= Problem to work on =
Write out each line of the entries below that holds the word "Présence".
+===+
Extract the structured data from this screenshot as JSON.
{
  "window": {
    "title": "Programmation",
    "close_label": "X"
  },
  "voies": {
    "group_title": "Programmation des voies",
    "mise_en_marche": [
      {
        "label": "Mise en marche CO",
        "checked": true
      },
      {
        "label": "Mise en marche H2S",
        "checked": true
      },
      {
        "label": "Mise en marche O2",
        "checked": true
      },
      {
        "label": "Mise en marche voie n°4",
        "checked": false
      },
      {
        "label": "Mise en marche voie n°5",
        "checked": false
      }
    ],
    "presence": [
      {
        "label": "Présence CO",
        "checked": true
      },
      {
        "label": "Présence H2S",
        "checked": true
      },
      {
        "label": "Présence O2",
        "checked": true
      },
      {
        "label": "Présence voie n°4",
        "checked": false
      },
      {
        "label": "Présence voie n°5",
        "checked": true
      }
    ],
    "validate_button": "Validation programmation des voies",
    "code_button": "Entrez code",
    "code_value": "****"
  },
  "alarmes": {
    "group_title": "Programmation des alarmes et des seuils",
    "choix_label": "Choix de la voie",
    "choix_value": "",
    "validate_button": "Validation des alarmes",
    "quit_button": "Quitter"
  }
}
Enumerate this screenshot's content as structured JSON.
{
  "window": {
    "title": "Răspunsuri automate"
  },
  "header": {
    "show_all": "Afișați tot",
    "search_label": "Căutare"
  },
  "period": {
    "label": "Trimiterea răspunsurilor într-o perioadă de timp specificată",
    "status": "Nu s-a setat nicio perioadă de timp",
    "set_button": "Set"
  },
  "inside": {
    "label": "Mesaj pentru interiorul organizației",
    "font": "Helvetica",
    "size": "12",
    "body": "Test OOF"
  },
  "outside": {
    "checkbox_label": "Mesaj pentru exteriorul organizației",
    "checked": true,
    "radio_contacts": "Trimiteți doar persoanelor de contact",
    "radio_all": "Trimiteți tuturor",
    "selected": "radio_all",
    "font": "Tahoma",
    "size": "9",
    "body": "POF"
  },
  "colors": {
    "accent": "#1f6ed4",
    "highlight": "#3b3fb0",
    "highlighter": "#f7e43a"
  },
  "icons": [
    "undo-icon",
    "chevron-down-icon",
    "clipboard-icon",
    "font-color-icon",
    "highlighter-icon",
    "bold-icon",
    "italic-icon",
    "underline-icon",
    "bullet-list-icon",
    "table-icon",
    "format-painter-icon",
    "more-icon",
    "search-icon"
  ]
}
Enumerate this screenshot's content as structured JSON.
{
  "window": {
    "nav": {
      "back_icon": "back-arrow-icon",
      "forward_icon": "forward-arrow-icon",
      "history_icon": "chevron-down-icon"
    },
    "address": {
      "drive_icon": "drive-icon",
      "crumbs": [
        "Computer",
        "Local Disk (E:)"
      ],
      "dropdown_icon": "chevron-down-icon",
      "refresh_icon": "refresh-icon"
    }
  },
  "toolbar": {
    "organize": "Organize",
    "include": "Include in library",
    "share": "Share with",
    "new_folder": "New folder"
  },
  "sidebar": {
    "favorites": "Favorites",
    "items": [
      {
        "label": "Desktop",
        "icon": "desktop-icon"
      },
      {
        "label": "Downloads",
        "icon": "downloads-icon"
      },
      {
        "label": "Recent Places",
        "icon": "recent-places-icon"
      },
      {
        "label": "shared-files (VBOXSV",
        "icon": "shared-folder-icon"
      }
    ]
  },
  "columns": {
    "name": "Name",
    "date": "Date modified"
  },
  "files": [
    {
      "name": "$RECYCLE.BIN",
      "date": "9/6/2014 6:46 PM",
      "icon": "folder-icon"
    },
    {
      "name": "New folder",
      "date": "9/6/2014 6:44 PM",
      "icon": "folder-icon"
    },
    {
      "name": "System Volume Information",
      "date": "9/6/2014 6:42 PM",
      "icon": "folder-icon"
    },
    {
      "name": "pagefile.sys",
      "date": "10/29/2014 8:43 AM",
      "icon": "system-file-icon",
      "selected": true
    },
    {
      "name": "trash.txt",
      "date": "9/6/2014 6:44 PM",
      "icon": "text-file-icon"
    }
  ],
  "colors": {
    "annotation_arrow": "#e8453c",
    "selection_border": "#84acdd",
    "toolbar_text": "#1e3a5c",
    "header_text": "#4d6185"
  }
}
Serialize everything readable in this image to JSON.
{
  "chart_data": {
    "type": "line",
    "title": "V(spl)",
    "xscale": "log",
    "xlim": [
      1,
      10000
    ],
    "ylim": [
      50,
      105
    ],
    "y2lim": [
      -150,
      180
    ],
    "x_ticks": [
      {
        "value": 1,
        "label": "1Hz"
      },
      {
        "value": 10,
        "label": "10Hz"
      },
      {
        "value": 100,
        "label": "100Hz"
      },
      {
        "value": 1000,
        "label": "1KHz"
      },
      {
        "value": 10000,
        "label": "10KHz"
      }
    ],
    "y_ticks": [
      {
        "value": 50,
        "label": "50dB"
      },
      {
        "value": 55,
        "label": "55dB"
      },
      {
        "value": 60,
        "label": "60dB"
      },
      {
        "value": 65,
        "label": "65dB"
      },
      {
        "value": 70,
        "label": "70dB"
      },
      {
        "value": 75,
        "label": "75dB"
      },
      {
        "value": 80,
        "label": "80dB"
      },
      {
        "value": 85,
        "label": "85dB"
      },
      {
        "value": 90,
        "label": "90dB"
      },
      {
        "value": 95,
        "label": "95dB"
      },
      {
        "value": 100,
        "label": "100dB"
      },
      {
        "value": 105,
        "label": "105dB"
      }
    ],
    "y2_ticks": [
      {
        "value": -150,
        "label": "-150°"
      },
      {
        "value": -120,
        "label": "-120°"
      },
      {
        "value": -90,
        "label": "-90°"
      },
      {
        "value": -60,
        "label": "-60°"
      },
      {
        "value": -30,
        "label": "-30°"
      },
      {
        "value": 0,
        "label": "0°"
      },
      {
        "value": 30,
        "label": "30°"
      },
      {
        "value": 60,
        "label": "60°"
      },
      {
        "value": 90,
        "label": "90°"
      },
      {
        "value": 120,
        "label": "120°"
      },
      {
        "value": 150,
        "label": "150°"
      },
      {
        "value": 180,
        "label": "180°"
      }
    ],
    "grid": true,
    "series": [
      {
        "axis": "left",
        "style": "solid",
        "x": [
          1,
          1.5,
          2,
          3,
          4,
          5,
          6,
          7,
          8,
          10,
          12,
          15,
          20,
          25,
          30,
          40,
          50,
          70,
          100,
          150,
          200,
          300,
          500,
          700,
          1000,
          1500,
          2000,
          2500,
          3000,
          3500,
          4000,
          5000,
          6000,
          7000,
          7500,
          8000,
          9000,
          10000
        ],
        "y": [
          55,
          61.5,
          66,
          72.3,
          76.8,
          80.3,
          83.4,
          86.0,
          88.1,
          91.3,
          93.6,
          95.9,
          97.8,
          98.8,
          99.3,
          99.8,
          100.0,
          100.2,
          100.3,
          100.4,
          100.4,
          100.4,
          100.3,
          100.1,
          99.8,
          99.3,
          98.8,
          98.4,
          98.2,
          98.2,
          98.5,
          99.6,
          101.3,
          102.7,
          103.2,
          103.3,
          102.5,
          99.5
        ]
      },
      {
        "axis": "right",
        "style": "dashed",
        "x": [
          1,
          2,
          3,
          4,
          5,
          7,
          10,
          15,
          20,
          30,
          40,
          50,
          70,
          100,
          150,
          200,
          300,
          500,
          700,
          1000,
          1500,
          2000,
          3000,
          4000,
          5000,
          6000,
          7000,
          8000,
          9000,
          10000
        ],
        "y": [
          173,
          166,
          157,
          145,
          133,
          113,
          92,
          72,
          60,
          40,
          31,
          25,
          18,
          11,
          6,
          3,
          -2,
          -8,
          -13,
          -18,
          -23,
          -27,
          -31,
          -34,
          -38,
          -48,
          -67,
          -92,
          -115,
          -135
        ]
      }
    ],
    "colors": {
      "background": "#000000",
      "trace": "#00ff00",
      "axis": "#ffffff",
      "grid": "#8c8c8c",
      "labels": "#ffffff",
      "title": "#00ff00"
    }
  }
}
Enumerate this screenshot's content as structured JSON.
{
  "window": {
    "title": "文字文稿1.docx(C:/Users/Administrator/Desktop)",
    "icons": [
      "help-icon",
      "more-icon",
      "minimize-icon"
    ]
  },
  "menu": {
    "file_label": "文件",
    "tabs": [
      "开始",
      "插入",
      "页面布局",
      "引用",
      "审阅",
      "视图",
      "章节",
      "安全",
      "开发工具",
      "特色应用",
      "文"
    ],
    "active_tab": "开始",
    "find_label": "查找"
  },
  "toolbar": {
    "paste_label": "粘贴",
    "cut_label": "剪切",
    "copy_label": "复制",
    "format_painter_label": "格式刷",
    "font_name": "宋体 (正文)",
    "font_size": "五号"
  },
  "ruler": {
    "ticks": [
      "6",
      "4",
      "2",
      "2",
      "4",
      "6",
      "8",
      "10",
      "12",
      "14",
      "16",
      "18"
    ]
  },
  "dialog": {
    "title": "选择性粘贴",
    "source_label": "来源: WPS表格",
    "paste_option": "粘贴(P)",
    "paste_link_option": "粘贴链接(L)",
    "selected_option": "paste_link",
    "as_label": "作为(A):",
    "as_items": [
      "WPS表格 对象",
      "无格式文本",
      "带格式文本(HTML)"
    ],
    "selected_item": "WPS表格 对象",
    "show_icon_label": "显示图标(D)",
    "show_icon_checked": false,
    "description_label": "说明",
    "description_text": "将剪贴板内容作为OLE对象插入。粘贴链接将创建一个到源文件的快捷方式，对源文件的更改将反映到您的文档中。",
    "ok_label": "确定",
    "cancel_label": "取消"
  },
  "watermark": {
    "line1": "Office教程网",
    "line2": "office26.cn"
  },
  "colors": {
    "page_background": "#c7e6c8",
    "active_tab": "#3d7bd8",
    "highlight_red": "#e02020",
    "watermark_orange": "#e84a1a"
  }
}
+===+
= Problem solution =
        "label": "Présence CO",
        "label": "Présence H2S",
        "label": "Présence O2",
        "label": "Présence voie n°4",
        "label": "Présence voie n°5",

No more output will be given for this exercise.